Students will create a simple implementation of the Lee algorithm for grid-based pathfinding using a simulated robot.
The main objective is to introduce the idea of pathfinding and its importance, as well as to demonstrate a simple algorithm that can be used for pathfinding. After creating their own implementation of the algorithm, the students will also understand its limitations (inefficiency and high resource consumption) and will be able see why optimization and the use of heuristics and better algorithms are important in practical applications.
Pathfinding, i.e. navigating an object around obstacles toward a goal, is a crucial concept in many fields ranging from robotics to game development.

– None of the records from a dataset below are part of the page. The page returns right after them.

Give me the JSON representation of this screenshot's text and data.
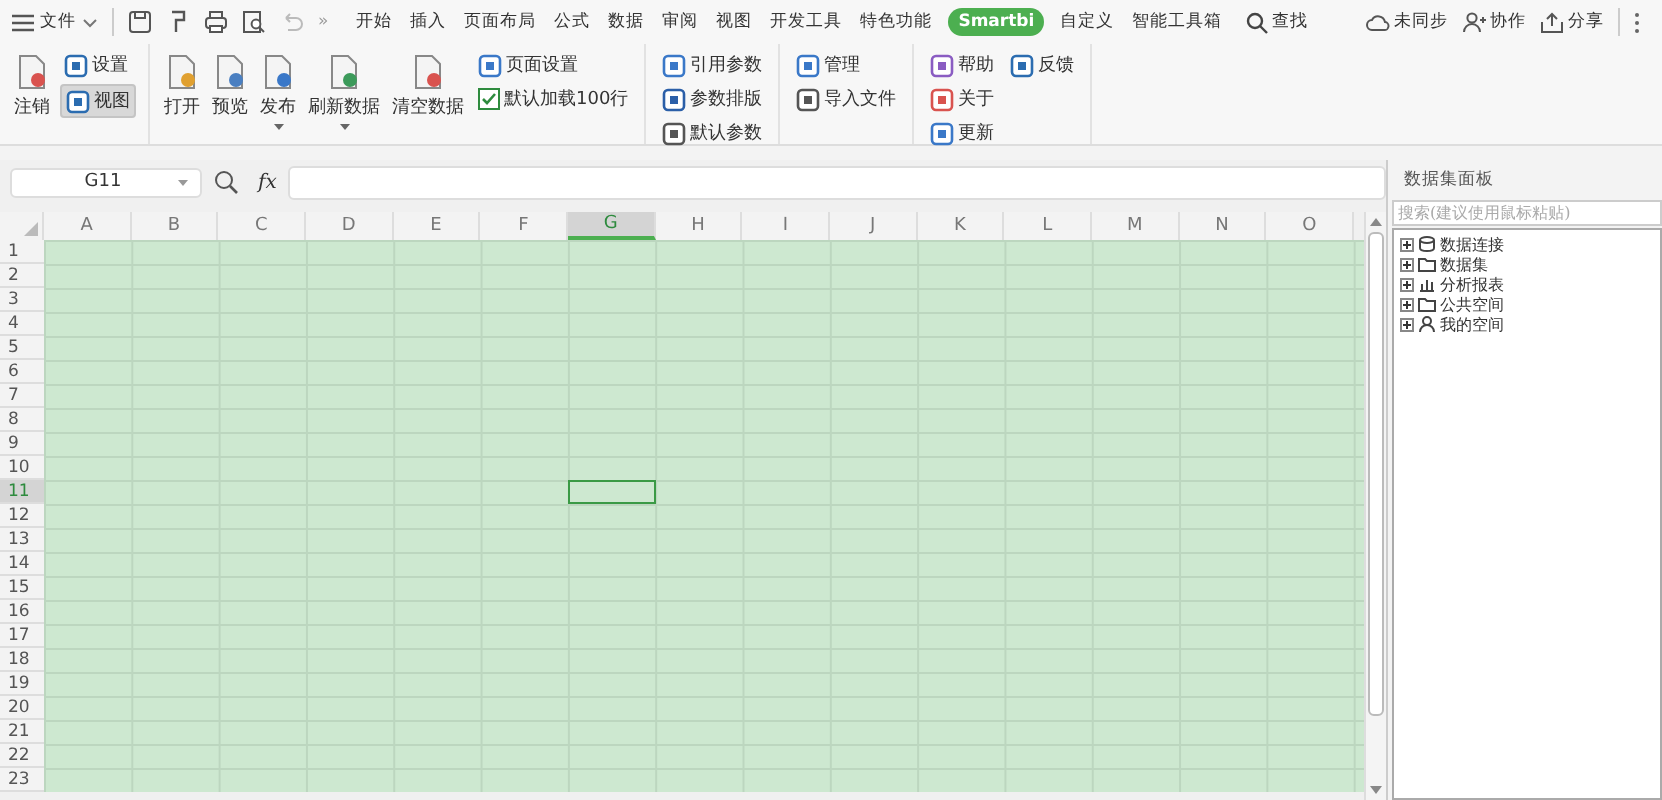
{
  "menu_bar": {
    "file_menu": "文件",
    "more": "»",
    "tabs": [
      {
        "label": "开始",
        "selected": false
      },
      {
        "label": "插入",
        "selected": false
      },
      {
        "label": "页面布局",
        "selected": false
      },
      {
        "label": "公式",
        "selected": false
      },
      {
        "label": "数据",
        "selected": false
      },
      {
        "label": "审阅",
        "selected": false
      },
      {
        "label": "视图",
        "selected": false
      },
      {
        "label": "开发工具",
        "selected": false
      },
      {
        "label": "特色功能",
        "selected": false
      },
      {
        "label": "Smartbi",
        "selected": true
      },
      {
        "label": "自定义",
        "selected": false
      },
      {
        "label": "智能工具箱",
        "selected": false
      }
    ],
    "search": "查找",
    "actions": [
      {
        "kind": "cloud",
        "label": "未同步"
      },
      {
        "kind": "person",
        "label": "协作"
      },
      {
        "kind": "share",
        "label": "分享"
      }
    ]
  },
  "ribbon": {
    "groups": [
      {
        "columns": [
          [
            {
              "kind": "big",
              "label": "注销"
            }
          ],
          [
            {
              "kind": "small",
              "label": "设置",
              "pressed": false
            },
            {
              "kind": "small",
              "label": "视图",
              "pressed": true
            }
          ]
        ]
      },
      {
        "columns": [
          [
            {
              "kind": "big",
              "label": "打开"
            }
          ],
          [
            {
              "kind": "big",
              "label": "预览"
            }
          ],
          [
            {
              "kind": "big",
              "label": "发布",
              "caret": true
            }
          ],
          [
            {
              "kind": "big",
              "label": "刷新数据",
              "caret": true
            }
          ],
          [
            {
              "kind": "big",
              "label": "清空数据"
            }
          ],
          [
            {
              "kind": "small",
              "label": "页面设置"
            },
            {
              "kind": "check",
              "label": "默认加载100行",
              "checked": true
            }
          ]
        ]
      },
      {
        "columns": [
          [
            {
              "kind": "small",
              "label": "引用参数"
            },
            {
              "kind": "small",
              "label": "参数排版"
            },
            {
              "kind": "small",
              "label": "默认参数"
            }
          ]
        ]
      },
      {
        "columns": [
          [
            {
              "kind": "small",
              "label": "管理"
            },
            {
              "kind": "small",
              "label": "导入文件"
            }
          ]
        ]
      },
      {
        "columns": [
          [
            {
              "kind": "small",
              "label": "帮助"
            },
            {
              "kind": "small",
              "label": "关于"
            },
            {
              "kind": "small",
              "label": "更新"
            }
          ],
          [
            {
              "kind": "small",
              "label": "反馈"
            }
          ]
        ]
      }
    ]
  },
  "formula_bar": {
    "name_box": "G11",
    "fx": "fx"
  },
  "sheet": {
    "columns": [
      {
        "label": "A",
        "selected": false
      },
      {
        "label": "B",
        "selected": false
      },
      {
        "label": "C",
        "selected": false
      },
      {
        "label": "D",
        "selected": false
      },
      {
        "label": "E",
        "selected": false
      },
      {
        "label": "F",
        "selected": false
      },
      {
        "label": "G",
        "selected": true
      },
      {
        "label": "H",
        "selected": false
      },
      {
        "label": "I",
        "selected": false
      },
      {
        "label": "J",
        "selected": false
      },
      {
        "label": "K",
        "selected": false
      },
      {
        "label": "L",
        "selected": false
      },
      {
        "label": "M",
        "selected": false
      },
      {
        "label": "N",
        "selected": false
      },
      {
        "label": "O",
        "selected": false
      }
    ],
    "rows": [
      {
        "label": "1",
        "selected": false
      },
      {
        "label": "2",
        "selected": false
      },
      {
        "label": "3",
        "selected": false
      },
      {
        "label": "4",
        "selected": false
      },
      {
        "label": "5",
        "selected": false
      },
      {
        "label": "6",
        "selected": false
      },
      {
        "label": "7",
        "selected": false
      },
      {
        "label": "8",
        "selected": false
      },
      {
        "label": "9",
        "selected": false
      },
      {
        "label": "10",
        "selected": false
      },
      {
        "label": "11",
        "selected": true
      },
      {
        "label": "12",
        "selected": false
      },
      {
        "label": "13",
        "selected": false
      },
      {
        "label": "14",
        "selected": false
      },
      {
        "label": "15",
        "selected": false
      },
      {
        "label": "16",
        "selected": false
      },
      {
        "label": "17",
        "selected": false
      },
      {
        "label": "18",
        "selected": false
      },
      {
        "label": "19",
        "selected": false
      },
      {
        "label": "20",
        "selected": false
      },
      {
        "label": "21",
        "selected": false
      },
      {
        "label": "22",
        "selected": false
      },
      {
        "label": "23",
        "selected": false
      }
    ]
  },
  "dataset_panel": {
    "title": "数据集面板",
    "search": {
      "placeholder": "搜索(建议使用鼠标粘贴)"
    },
    "tree": [
      {
        "label": "数据连接",
        "expanded": false
      },
      {
        "label": "数据集",
        "expanded": false
      },
      {
        "label": "分析报表",
        "expanded": false
      },
      {
        "label": "公共空间",
        "expanded": false
      },
      {
        "label": "我的空间",
        "expanded": false
      }
    ]
  }
}
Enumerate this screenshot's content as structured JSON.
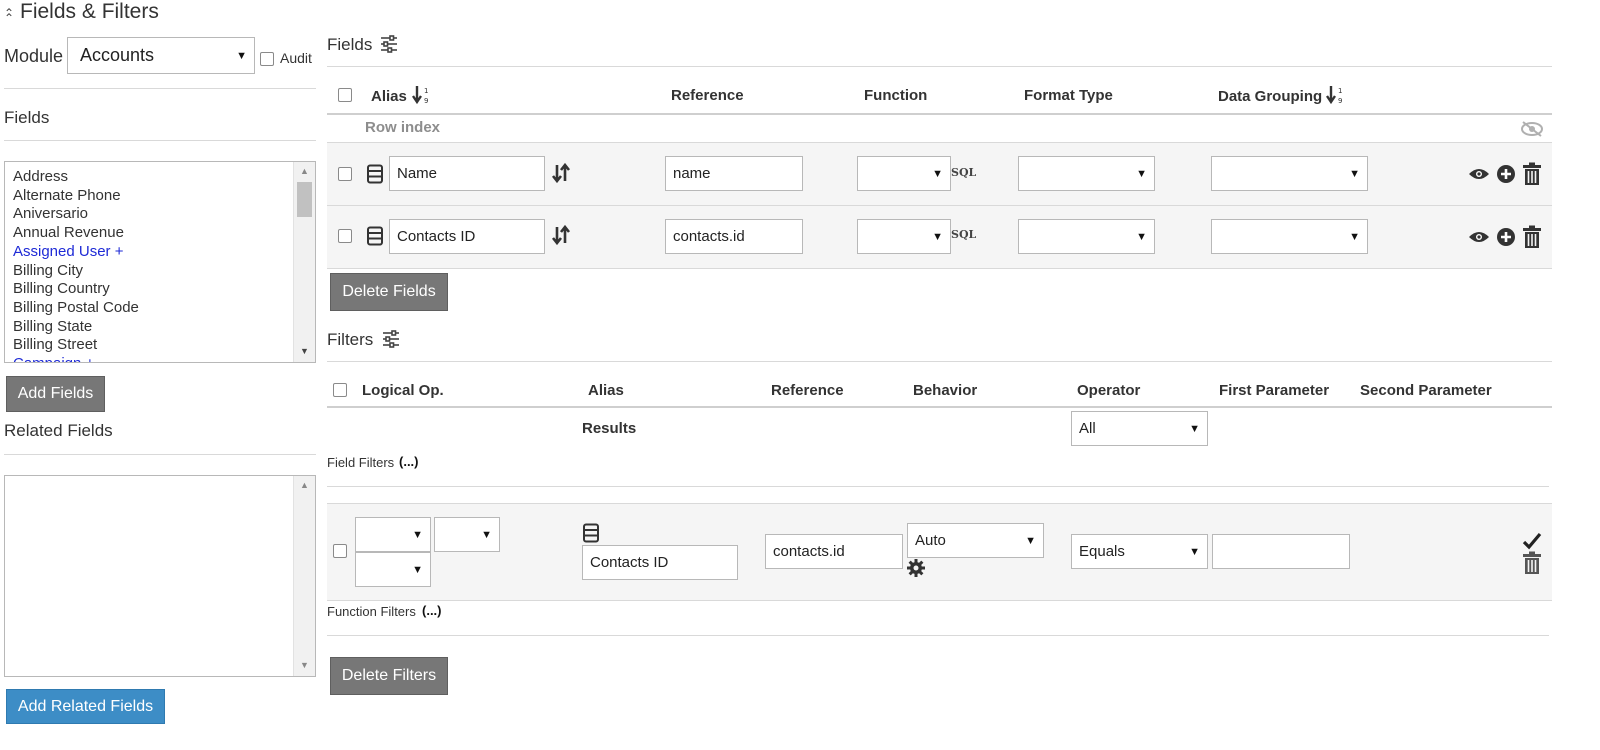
{
  "panel": {
    "title": "Fields & Filters"
  },
  "module": {
    "label": "Module",
    "selected": "Accounts",
    "audit_label": "Audit"
  },
  "left": {
    "fields_heading": "Fields",
    "fields_list": [
      {
        "label": "Address",
        "link": false
      },
      {
        "label": "Alternate Phone",
        "link": false
      },
      {
        "label": "Aniversario",
        "link": false
      },
      {
        "label": "Annual Revenue",
        "link": false
      },
      {
        "label": "Assigned User +",
        "link": true
      },
      {
        "label": "Billing City",
        "link": false
      },
      {
        "label": "Billing Country",
        "link": false
      },
      {
        "label": "Billing Postal Code",
        "link": false
      },
      {
        "label": "Billing State",
        "link": false
      },
      {
        "label": "Billing Street",
        "link": false
      },
      {
        "label": "Campaign +",
        "link": true
      }
    ],
    "add_fields_button": "Add Fields",
    "related_heading": "Related Fields",
    "add_related_button": "Add Related Fields"
  },
  "fields_section": {
    "title": "Fields",
    "columns": {
      "alias": "Alias",
      "reference": "Reference",
      "function": "Function",
      "format_type": "Format Type",
      "data_grouping": "Data Grouping"
    },
    "row_index_label": "Row index",
    "rows": [
      {
        "alias": "Name",
        "reference": "name",
        "function": "",
        "format_type": "",
        "data_grouping": ""
      },
      {
        "alias": "Contacts ID",
        "reference": "contacts.id",
        "function": "",
        "format_type": "",
        "data_grouping": ""
      }
    ],
    "sql_tag": "SQL",
    "delete_button": "Delete Fields"
  },
  "filters_section": {
    "title": "Filters",
    "columns": {
      "logical_op": "Logical Op.",
      "alias": "Alias",
      "reference": "Reference",
      "behavior": "Behavior",
      "operator": "Operator",
      "first_param": "First Parameter",
      "second_param": "Second Parameter"
    },
    "results_label": "Results",
    "results_value": "All",
    "field_filters_label": "Field Filters",
    "function_filters_label": "Function Filters",
    "ellipsis": "(...)",
    "row": {
      "alias": "Contacts ID",
      "reference": "contacts.id",
      "behavior": "Auto",
      "operator": "Equals",
      "first_param": ""
    },
    "delete_button": "Delete Filters"
  },
  "colors": {
    "button_gray": "#777777",
    "button_blue": "#3d8dc6",
    "link_blue": "#1e2ad6"
  }
}
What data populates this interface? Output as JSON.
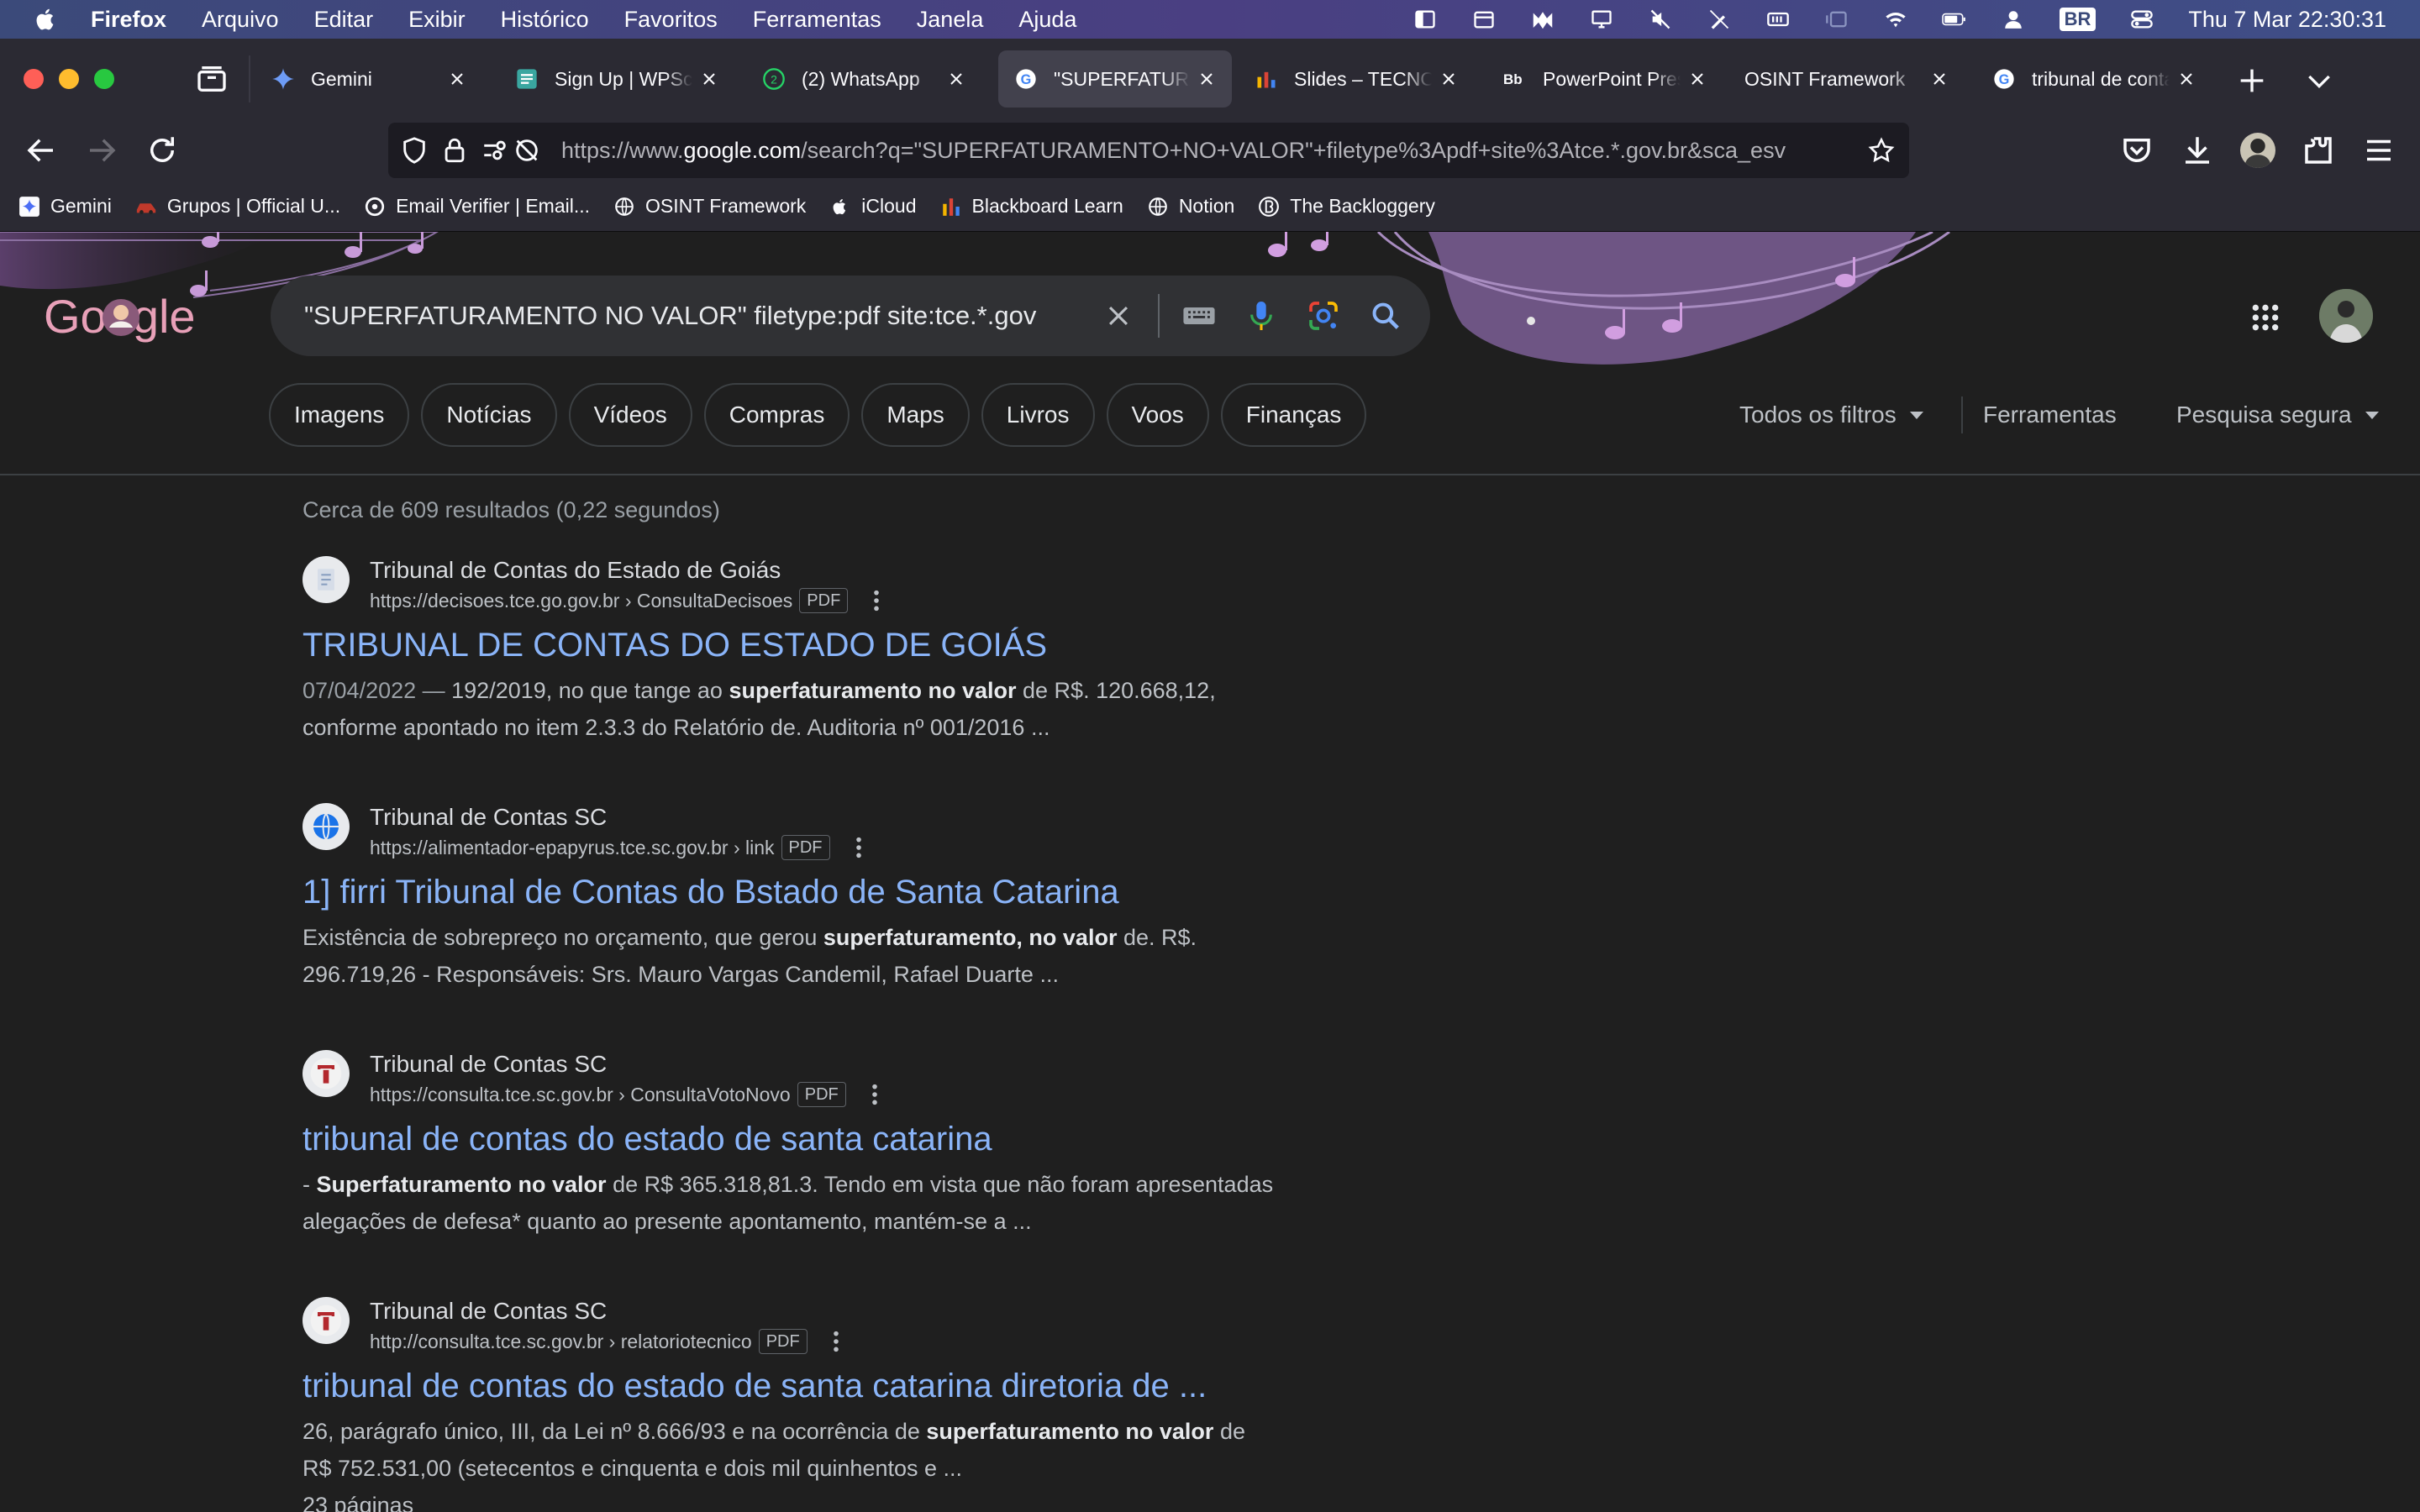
{
  "menubar": {
    "app": "Firefox",
    "items": [
      "Arquivo",
      "Editar",
      "Exibir",
      "Histórico",
      "Favoritos",
      "Ferramentas",
      "Janela",
      "Ajuda"
    ],
    "input_source": "BR",
    "clock": "Thu 7 Mar  22:30:31"
  },
  "tabs": [
    {
      "title": "Gemini",
      "icon": "gemini-icon"
    },
    {
      "title": "Sign Up | WPScan",
      "icon": "wpscan-icon"
    },
    {
      "title": "(2) WhatsApp",
      "icon": "whatsapp-icon"
    },
    {
      "title": "\"SUPERFATURAMENTO",
      "icon": "google-icon"
    },
    {
      "title": "Slides – TECNOL",
      "icon": "slides-icon"
    },
    {
      "title": "PowerPoint Prese",
      "icon": "blackboard-icon"
    },
    {
      "title": "OSINT Framework",
      "icon": "none"
    },
    {
      "title": "tribunal de conta",
      "icon": "google-icon"
    }
  ],
  "urlbar": {
    "prefix": "https://www.",
    "domain": "google.com",
    "rest": "/search?q=\"SUPERFATURAMENTO+NO+VALOR\"+filetype%3Apdf+site%3Atce.*.gov.br&sca_esv"
  },
  "bookmarks": [
    "Gemini",
    "Grupos | Official U...",
    "Email Verifier | Email...",
    "OSINT Framework",
    "iCloud",
    "Blackboard Learn",
    "Notion",
    "The Backloggery"
  ],
  "search": {
    "query": "\"SUPERFATURAMENTO NO VALOR\" filetype:pdf site:tce.*.gov",
    "logo": "Google"
  },
  "chips": [
    "Imagens",
    "Notícias",
    "Vídeos",
    "Compras",
    "Maps",
    "Livros",
    "Voos",
    "Finanças"
  ],
  "tools": {
    "filters": "Todos os filtros",
    "tools": "Ferramentas",
    "safe": "Pesquisa segura"
  },
  "stats": "Cerca de 609 resultados (0,22 segundos)",
  "results": [
    {
      "site": "Tribunal de Contas do Estado de Goiás",
      "cite": "https://decisoes.tce.go.gov.br › ConsultaDecisoes",
      "badge": "PDF",
      "title": "TRIBUNAL DE CONTAS DO ESTADO DE GOIÁS",
      "date": "07/04/2022 —",
      "s1": " 192/2019, no que tange ao ",
      "b1": "superfaturamento no valor",
      "s2": " de R$. 120.668,12,",
      "line2": "conforme apontado no item 2.3.3 do Relatório de. Auditoria nº 001/2016 ..."
    },
    {
      "site": "Tribunal de Contas SC",
      "cite": "https://alimentador-epapyrus.tce.sc.gov.br › link",
      "badge": "PDF",
      "title": "1] firri Tribunal de Contas do Bstado de Santa Catarina",
      "s1": "Existência de sobrepreço no orçamento, que gerou ",
      "b1": "superfaturamento, no valor",
      "s2": " de. R$.",
      "line2": "296.719,26 - Responsáveis: Srs. Mauro Vargas Candemil, Rafael Duarte ..."
    },
    {
      "site": "Tribunal de Contas SC",
      "cite": "https://consulta.tce.sc.gov.br › ConsultaVotoNovo",
      "badge": "PDF",
      "title": "tribunal de contas do estado de santa catarina",
      "s1": "- ",
      "b1": "Superfaturamento no valor",
      "s2": " de R$ 365.318,81.3. Tendo em vista que não foram apresentadas",
      "line2": "alegações de defesa* quanto ao presente apontamento, mantém-se a ..."
    },
    {
      "site": "Tribunal de Contas SC",
      "cite": "http://consulta.tce.sc.gov.br › relatoriotecnico",
      "badge": "PDF",
      "title": "tribunal de contas do estado de santa catarina diretoria de ...",
      "s1": "26, parágrafo único, III, da Lei nº 8.666/93 e na ocorrência de ",
      "b1": "superfaturamento no valor",
      "s2": " de",
      "line2": "R$ 752.531,00 (setecentos e cinquenta e dois mil quinhentos e ...",
      "line3": "23 páginas"
    }
  ]
}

This exercise will combine these two applications by inviting students to program a simple pathfinding algorithm in a game-like simulated environment involving a virtual robot who has to find its way to a goal on a two-dimensional grid containing obstacles. Similar to sorting, there are many algorithms that can be used for pathfinding, some of which are a better fit for certain tasks. Unlike sorting, the end result in pathfinding is not always the same: some algorithms may produce sub-optimal solutions (e.g. more steps needed to reach the goal), but consume fewer resources. It is thus important to understand such trade-offs when choosing to use a particular algorithm. To solve this specific problem, students will use the Lee algorithm (also known as the wave algorithm): a simple maze routing solution that always produces the optimal result, but consumes a considerable amount of resources in doing so. After creating their implementation, students will be able to discuss the advantages and shortcomings of the Lee algorithm, which will help them understand the trade-offs that must be considered in practical implementations of pathfinding.